= Problem description =
Your task is to find every line of the data that holds the string "export" and copy it.

--- Recorded information ---

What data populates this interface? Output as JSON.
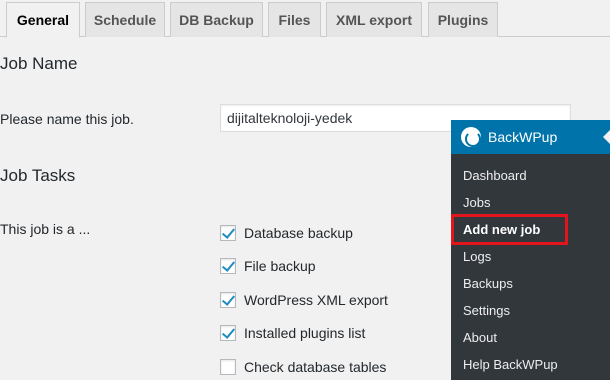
{
  "tabs": [
    {
      "label": "General",
      "active": true
    },
    {
      "label": "Schedule"
    },
    {
      "label": "DB Backup"
    },
    {
      "label": "Files"
    },
    {
      "label": "XML export"
    },
    {
      "label": "Plugins"
    }
  ],
  "job_name": {
    "heading": "Job Name",
    "label": "Please name this job.",
    "value": "dijitalteknoloji-yedek"
  },
  "job_tasks": {
    "heading": "Job Tasks",
    "label": "This job is a ...",
    "tasks": [
      {
        "label": "Database backup",
        "checked": true
      },
      {
        "label": "File backup",
        "checked": true
      },
      {
        "label": "WordPress XML export",
        "checked": true
      },
      {
        "label": "Installed plugins list",
        "checked": true
      },
      {
        "label": "Check database tables",
        "checked": false
      }
    ]
  },
  "flyout": {
    "title": "BackWPup",
    "items": [
      "Dashboard",
      "Jobs",
      "Add new job",
      "Logs",
      "Backups",
      "Settings",
      "About",
      "Help BackWPup"
    ],
    "current": "Add new job"
  },
  "colors": {
    "accent": "#0073aa",
    "menu_bg": "#32373c",
    "highlight": "#e2141c",
    "check": "#1e8cbe"
  }
}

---

= Written reply =
      "label": "XML export"
        "label": "WordPress XML export",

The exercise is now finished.